## EXERCISE
All records that follow are to be restated exactly.

Component data from apps and pages:
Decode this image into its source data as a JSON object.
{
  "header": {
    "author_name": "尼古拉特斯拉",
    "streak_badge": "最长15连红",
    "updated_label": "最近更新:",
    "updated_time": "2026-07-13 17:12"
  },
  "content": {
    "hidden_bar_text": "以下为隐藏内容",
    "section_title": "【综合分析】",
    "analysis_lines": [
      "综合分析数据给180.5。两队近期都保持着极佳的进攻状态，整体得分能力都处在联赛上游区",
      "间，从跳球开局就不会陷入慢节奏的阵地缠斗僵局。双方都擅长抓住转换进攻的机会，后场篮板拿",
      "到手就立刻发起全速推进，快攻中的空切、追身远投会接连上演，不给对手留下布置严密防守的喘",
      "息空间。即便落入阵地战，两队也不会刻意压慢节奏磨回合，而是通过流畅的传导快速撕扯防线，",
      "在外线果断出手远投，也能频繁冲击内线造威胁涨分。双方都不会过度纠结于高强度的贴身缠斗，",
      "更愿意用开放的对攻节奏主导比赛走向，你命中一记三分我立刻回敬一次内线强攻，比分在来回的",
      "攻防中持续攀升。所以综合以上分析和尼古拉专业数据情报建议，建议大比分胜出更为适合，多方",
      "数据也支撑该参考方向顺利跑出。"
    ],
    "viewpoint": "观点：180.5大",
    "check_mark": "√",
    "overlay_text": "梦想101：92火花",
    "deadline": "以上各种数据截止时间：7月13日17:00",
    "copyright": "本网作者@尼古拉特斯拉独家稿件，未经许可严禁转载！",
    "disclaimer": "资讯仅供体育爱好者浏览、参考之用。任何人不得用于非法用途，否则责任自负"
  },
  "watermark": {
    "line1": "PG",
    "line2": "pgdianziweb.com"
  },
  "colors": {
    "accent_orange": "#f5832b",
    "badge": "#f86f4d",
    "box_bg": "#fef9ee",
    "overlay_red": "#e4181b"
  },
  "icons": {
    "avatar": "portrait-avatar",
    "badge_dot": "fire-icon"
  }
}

## EXERCISE RESPONSE
Decode this image into its source data as a JSON object.
{
  "header": {
    "author_name": "尼古拉特斯拉",
    "streak_badge": "最长15连红",
    "updated_label": "最近更新:",
    "updated_time": "2026-07-13 17:12"
  },
  "content": {
    "hidden_bar_text": "以下为隐藏内容",
    "section_title": "【综合分析】",
    "analysis_lines": [
      "综合分析数据给180.5。两队近期都保持着极佳的进攻状态，整体得分能力都处在联赛上游区",
      "间，从跳球开局就不会陷入慢节奏的阵地缠斗僵局。双方都擅长抓住转换进攻的机会，后场篮板拿",
      "到手就立刻发起全速推进，快攻中的空切、追身远投会接连上演，不给对手留下布置严密防守的喘",
      "息空间。即便落入阵地战，两队也不会刻意压慢节奏磨回合，而是通过流畅的传导快速撕扯防线，",
      "在外线果断出手远投，也能频繁冲击内线造威胁涨分。双方都不会过度纠结于高强度的贴身缠斗，",
      "更愿意用开放的对攻节奏主导比赛走向，你命中一记三分我立刻回敬一次内线强攻，比分在来回的",
      "攻防中持续攀升。所以综合以上分析和尼古拉专业数据情报建议，建议大比分胜出更为适合，多方",
      "数据也支撑该参考方向顺利跑出。"
    ],
    "viewpoint": "观点：180.5大",
    "check_mark": "√",
    "overlay_text": "梦想101：92火花",
    "deadline": "以上各种数据截止时间：7月13日17:00",
    "copyright": "本网作者@尼古拉特斯拉独家稿件，未经许可严禁转载！",
    "disclaimer": "资讯仅供体育爱好者浏览、参考之用。任何人不得用于非法用途，否则责任自负"
  },
  "watermark": {
    "line1": "PG",
    "line2": "pgdianziweb.com"
  },
  "colors": {
    "accent_orange": "#f5832b",
    "badge": "#f86f4d",
    "box_bg": "#fef9ee",
    "overlay_red": "#e4181b"
  },
  "icons": {
    "avatar": "portrait-avatar",
    "badge_dot": "fire-icon"
  }
}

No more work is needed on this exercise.